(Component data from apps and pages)
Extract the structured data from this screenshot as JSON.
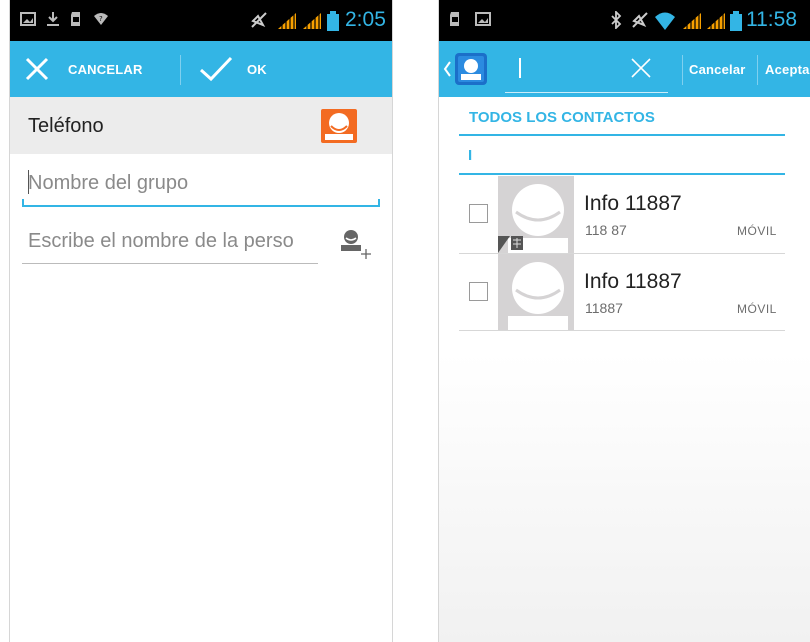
{
  "left": {
    "status": {
      "time": "2:05"
    },
    "actionbar": {
      "cancel_label": "CANCELAR",
      "ok_label": "OK"
    },
    "phone_label": "Teléfono",
    "group_name_placeholder": "Nombre del grupo",
    "person_name_placeholder": "Escribe el nombre de la perso"
  },
  "right": {
    "status": {
      "time": "11:58"
    },
    "search": {
      "value": "l"
    },
    "actionbar": {
      "cancel_label": "Cancelar",
      "accept_label": "Acepta"
    },
    "section_title": "TODOS LOS CONTACTOS",
    "filter_char": "I",
    "contacts": [
      {
        "name": "Info 11887",
        "number": "118 87",
        "type": "MÓVIL"
      },
      {
        "name": "Info 11887",
        "number": "11887",
        "type": "MÓVIL"
      }
    ]
  },
  "colors": {
    "accent": "#33b5e5",
    "contact_button": "#f36b22",
    "status_bar": "#000000"
  }
}
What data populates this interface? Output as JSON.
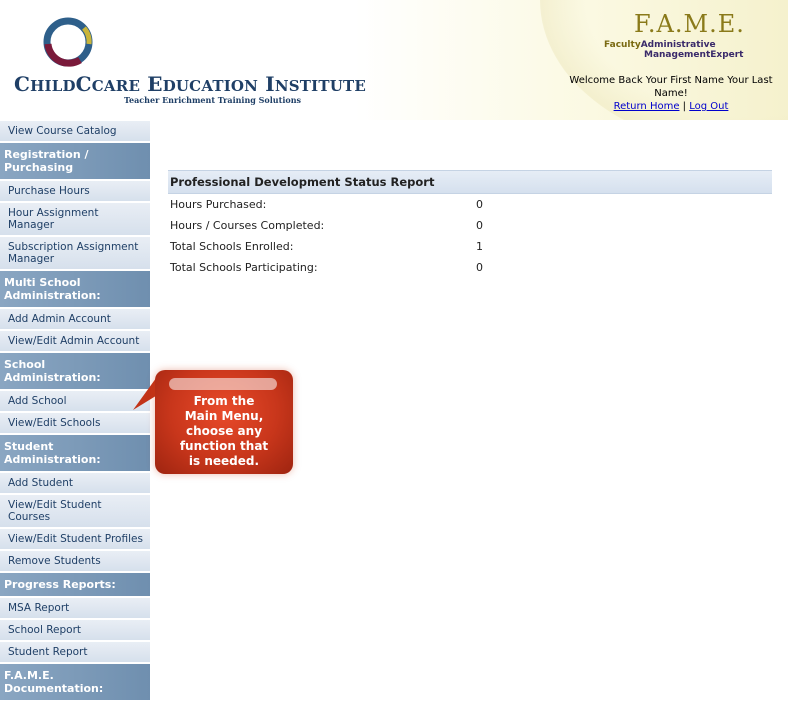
{
  "header": {
    "logo_big_c": "C",
    "logo_hildcare": "HILD",
    "logo_care": "CARE",
    "logo_e": " E",
    "logo_ducation": "DUCATION",
    "logo_i": " I",
    "logo_nstitute": "NSTITUTE",
    "tagline": "Teacher Enrichment Training Solutions",
    "fame_title": "F.A.M.E.",
    "fame_faculty": "Faculty",
    "fame_administrative": "Administrative",
    "fame_sub2": "ManagementExpert",
    "welcome_text": "Welcome Back Your First Name Your Last Name!",
    "return_home": "Return Home",
    "separator": "|",
    "log_out": "Log Out"
  },
  "sidebar": {
    "items": [
      {
        "type": "item",
        "label": "View Course Catalog"
      },
      {
        "type": "header",
        "label": "Registration / Purchasing"
      },
      {
        "type": "item",
        "label": "Purchase Hours"
      },
      {
        "type": "item",
        "label": "Hour Assignment Manager"
      },
      {
        "type": "item",
        "label": "Subscription Assignment Manager"
      },
      {
        "type": "header",
        "label": "Multi School Administration:"
      },
      {
        "type": "item",
        "label": "Add Admin Account"
      },
      {
        "type": "item",
        "label": "View/Edit Admin Account"
      },
      {
        "type": "header",
        "label": "School Administration:"
      },
      {
        "type": "item",
        "label": "Add School"
      },
      {
        "type": "item",
        "label": "View/Edit Schools"
      },
      {
        "type": "header",
        "label": "Student Administration:"
      },
      {
        "type": "item",
        "label": "Add Student"
      },
      {
        "type": "item",
        "label": "View/Edit Student Courses"
      },
      {
        "type": "item",
        "label": "View/Edit Student Profiles"
      },
      {
        "type": "item",
        "label": "Remove Students"
      },
      {
        "type": "header",
        "label": "Progress Reports:"
      },
      {
        "type": "item",
        "label": "MSA Report"
      },
      {
        "type": "item",
        "label": "School Report"
      },
      {
        "type": "item",
        "label": "Student Report"
      },
      {
        "type": "header",
        "label": "F.A.M.E. Documentation:"
      }
    ]
  },
  "report": {
    "title": "Professional Development Status Report",
    "rows": [
      {
        "label": "Hours Purchased:",
        "value": "0"
      },
      {
        "label": "Hours / Courses Completed:",
        "value": "0"
      },
      {
        "label": "Total Schools Enrolled:",
        "value": "1"
      },
      {
        "label": "Total Schools Participating:",
        "value": "0"
      }
    ]
  },
  "callout": {
    "text": "From the\nMain Menu,\nchoose any\nfunction that\nis needed."
  },
  "colors": {
    "nav_text": "#1f3f66",
    "nav_header_bg": "#7b98b8",
    "callout_red": "#c8361b",
    "link_blue": "#0000cc"
  }
}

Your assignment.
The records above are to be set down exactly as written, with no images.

The completed task.
Extract the structured data from this screenshot as JSON.
{
  "left": {
    "status": {
      "time": "2:05"
    },
    "actionbar": {
      "cancel_label": "CANCELAR",
      "ok_label": "OK"
    },
    "phone_label": "Teléfono",
    "group_name_placeholder": "Nombre del grupo",
    "person_name_placeholder": "Escribe el nombre de la perso"
  },
  "right": {
    "status": {
      "time": "11:58"
    },
    "search": {
      "value": "l"
    },
    "actionbar": {
      "cancel_label": "Cancelar",
      "accept_label": "Acepta"
    },
    "section_title": "TODOS LOS CONTACTOS",
    "filter_char": "I",
    "contacts": [
      {
        "name": "Info 11887",
        "number": "118 87",
        "type": "MÓVIL"
      },
      {
        "name": "Info 11887",
        "number": "11887",
        "type": "MÓVIL"
      }
    ]
  },
  "colors": {
    "accent": "#33b5e5",
    "contact_button": "#f36b22",
    "status_bar": "#000000"
  }
}
What data populates this interface? Output as JSON.
{
  "header": {
    "logo_big_c": "C",
    "logo_hildcare": "HILD",
    "logo_care": "CARE",
    "logo_e": " E",
    "logo_ducation": "DUCATION",
    "logo_i": " I",
    "logo_nstitute": "NSTITUTE",
    "tagline": "Teacher Enrichment Training Solutions",
    "fame_title": "F.A.M.E.",
    "fame_faculty": "Faculty",
    "fame_administrative": "Administrative",
    "fame_sub2": "ManagementExpert",
    "welcome_text": "Welcome Back Your First Name Your Last Name!",
    "return_home": "Return Home",
    "separator": "|",
    "log_out": "Log Out"
  },
  "sidebar": {
    "items": [
      {
        "type": "item",
        "label": "View Course Catalog"
      },
      {
        "type": "header",
        "label": "Registration / Purchasing"
      },
      {
        "type": "item",
        "label": "Purchase Hours"
      },
      {
        "type": "item",
        "label": "Hour Assignment Manager"
      },
      {
        "type": "item",
        "label": "Subscription Assignment Manager"
      },
      {
        "type": "header",
        "label": "Multi School Administration:"
      },
      {
        "type": "item",
        "label": "Add Admin Account"
      },
      {
        "type": "item",
        "label": "View/Edit Admin Account"
      },
      {
        "type": "header",
        "label": "School Administration:"
      },
      {
        "type": "item",
        "label": "Add School"
      },
      {
        "type": "item",
        "label": "View/Edit Schools"
      },
      {
        "type": "header",
        "label": "Student Administration:"
      },
      {
        "type": "item",
        "label": "Add Student"
      },
      {
        "type": "item",
        "label": "View/Edit Student Courses"
      },
      {
        "type": "item",
        "label": "View/Edit Student Profiles"
      },
      {
        "type": "item",
        "label": "Remove Students"
      },
      {
        "type": "header",
        "label": "Progress Reports:"
      },
      {
        "type": "item",
        "label": "MSA Report"
      },
      {
        "type": "item",
        "label": "School Report"
      },
      {
        "type": "item",
        "label": "Student Report"
      },
      {
        "type": "header",
        "label": "F.A.M.E. Documentation:"
      }
    ]
  },
  "report": {
    "title": "Professional Development Status Report",
    "rows": [
      {
        "label": "Hours Purchased:",
        "value": "0"
      },
      {
        "label": "Hours / Courses Completed:",
        "value": "0"
      },
      {
        "label": "Total Schools Enrolled:",
        "value": "1"
      },
      {
        "label": "Total Schools Participating:",
        "value": "0"
      }
    ]
  },
  "callout": {
    "text": "From the\nMain Menu,\nchoose any\nfunction that\nis needed."
  },
  "colors": {
    "nav_text": "#1f3f66",
    "nav_header_bg": "#7b98b8",
    "callout_red": "#c8361b",
    "link_blue": "#0000cc"
  }
}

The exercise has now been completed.